In the roughly five decades he’s been in the community, Lueken has touched many people to varying degrees while overseeing his family business Lueken’s Village Foods. But last week, store employees were told that he was selling the company – to them. On Jan. 1, Lueken’s will begin the process of becoming an employee-owned business.
“It’s not just a job anymore, they’re part of it,” Lueken said of the roughly 200 employees at Lueken’s, which was honored in June as a 2012 Star Tribune Top Workplace. “And any success that they reap, they’ll benefit from it; and not only them but their families.”
At the same time, Lueken, 70, is transitioning into semi-retirement over the next few months – though he admits he can’t stop all at once.
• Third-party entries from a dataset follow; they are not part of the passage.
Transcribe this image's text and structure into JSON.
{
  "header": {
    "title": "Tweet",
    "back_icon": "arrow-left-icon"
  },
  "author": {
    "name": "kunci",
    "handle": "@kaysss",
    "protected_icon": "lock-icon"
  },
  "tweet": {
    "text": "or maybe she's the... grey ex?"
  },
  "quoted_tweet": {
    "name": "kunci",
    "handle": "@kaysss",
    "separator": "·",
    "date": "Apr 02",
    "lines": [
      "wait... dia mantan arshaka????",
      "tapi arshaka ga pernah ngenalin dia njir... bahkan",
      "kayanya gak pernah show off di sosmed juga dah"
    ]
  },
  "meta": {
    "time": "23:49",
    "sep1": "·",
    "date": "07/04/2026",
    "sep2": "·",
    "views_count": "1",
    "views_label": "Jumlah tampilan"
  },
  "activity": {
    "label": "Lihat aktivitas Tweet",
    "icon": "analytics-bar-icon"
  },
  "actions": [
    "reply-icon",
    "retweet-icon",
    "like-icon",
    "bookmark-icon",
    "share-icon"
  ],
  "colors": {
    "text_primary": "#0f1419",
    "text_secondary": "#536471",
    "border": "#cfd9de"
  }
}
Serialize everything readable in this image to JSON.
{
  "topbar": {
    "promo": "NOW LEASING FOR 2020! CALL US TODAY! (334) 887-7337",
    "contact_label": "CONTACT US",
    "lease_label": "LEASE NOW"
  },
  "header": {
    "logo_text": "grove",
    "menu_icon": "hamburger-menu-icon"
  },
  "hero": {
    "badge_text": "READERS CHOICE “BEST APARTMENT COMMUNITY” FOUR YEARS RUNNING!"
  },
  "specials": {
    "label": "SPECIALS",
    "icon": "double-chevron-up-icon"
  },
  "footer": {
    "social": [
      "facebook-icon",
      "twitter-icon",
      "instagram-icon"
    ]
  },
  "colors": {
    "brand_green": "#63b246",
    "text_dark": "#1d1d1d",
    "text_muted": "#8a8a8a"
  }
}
Those who know him expect to still see him around, helping out at the stores and saying a friendly “hello” to everyone that walks by.
“I asked him, ‘So you’re going to retire to 40 hours a week now?’” laughed Brent Sicard, acting president of Lueken’s. Sicard said he expects to tap Lueken for guidance in the future.
Lueken said he plans on taking some extra time out for traveling and being with family. His four sons and three grandchildren live out of state.
“It’s time,” Lueken said.
Lueken first got a taste for working in the food industry when he greased pans in his father’s bakery at age 7, getting paid 26 cents a week.
In 1966, he started as a manager at the first Lueken’s store in the downtown Bemidji, which was owned by his brother. Eventually, Lueken bought him out. He later opened a larger store on the north side of town, which has expanded over the years. The south store followed in 2000.
Sicard first got to know Lueken when he was working for another company in town, but his only job was overnight janitor at Lueken’s. He remembers Lueken often coming in at 3:30 a.m. to stock shelves.
“He’s very hands-on,” Sicard said.
Sicard eventually got a job at Lueken’s and moved up the ladder.
Sicard said that he has passed that attitude onto his sons. He said when they would come to visit the store and see that the lines were backed up, they would jump in and help start bagging groceries.
“I know where they got that from,” Sicard said.
That hard-working attitude has translated into his community involvement. He sits on several boards in town and is known for his frequent generosity.
Ross Lewis, owner of Ross Lewis Sign Co., was working for Bemidji Sign Co. as a general installer when he got to know Lueken through a couple jobs he did for him.
“Even in that limited amount of time he acted like he’d known you for years,” Lewis said.
Lewis said Lueken not only gave him some financial backing to start his own business, but also the confidence that he’d be able to do it.
“He got me started in my own business,” he said.
After his brother was killed in a car accident in 1994, Wes Hegna wanted to start a youth football program, something they always talked about as kids, in his honor. It took a while to get off the ground, but the program got a major boost from Lueken when he called Hegna and floated the idea of using the Bemidji State University Foundation land for football practice.
Through the Bemidji State University Foundation, Lueken was a driving force behind launching BSU’s Community Appreciation Day seven years ago, said Rob Bollinger, executive director for university advancement at BSU.
“I don’t know that I’ve ever met someone like Joe,” he said.
The store’s sale to his employees, which will start gradually at the beginning of the year until it’s 100 percent employee-owned in about five years, is consistent with his values, said his son Jeff Lueken.
He said the idea sprouted a couple years ago when he asked his dad what his plans for the store were. They thought about having at least one his sons take it over, but the fact that they live on the coasts made it infeasible, Jeff Lueken said. But the thought of selling it to an outside group, which would likely result in the loss of local management jobs, wasn’t appealing either, he added.
Jeff Lueken said the community will benefit from the sale as jobs will stay here and employees will have the opportunity to grow their wealth.
“The larger benefactor is the community,” he said.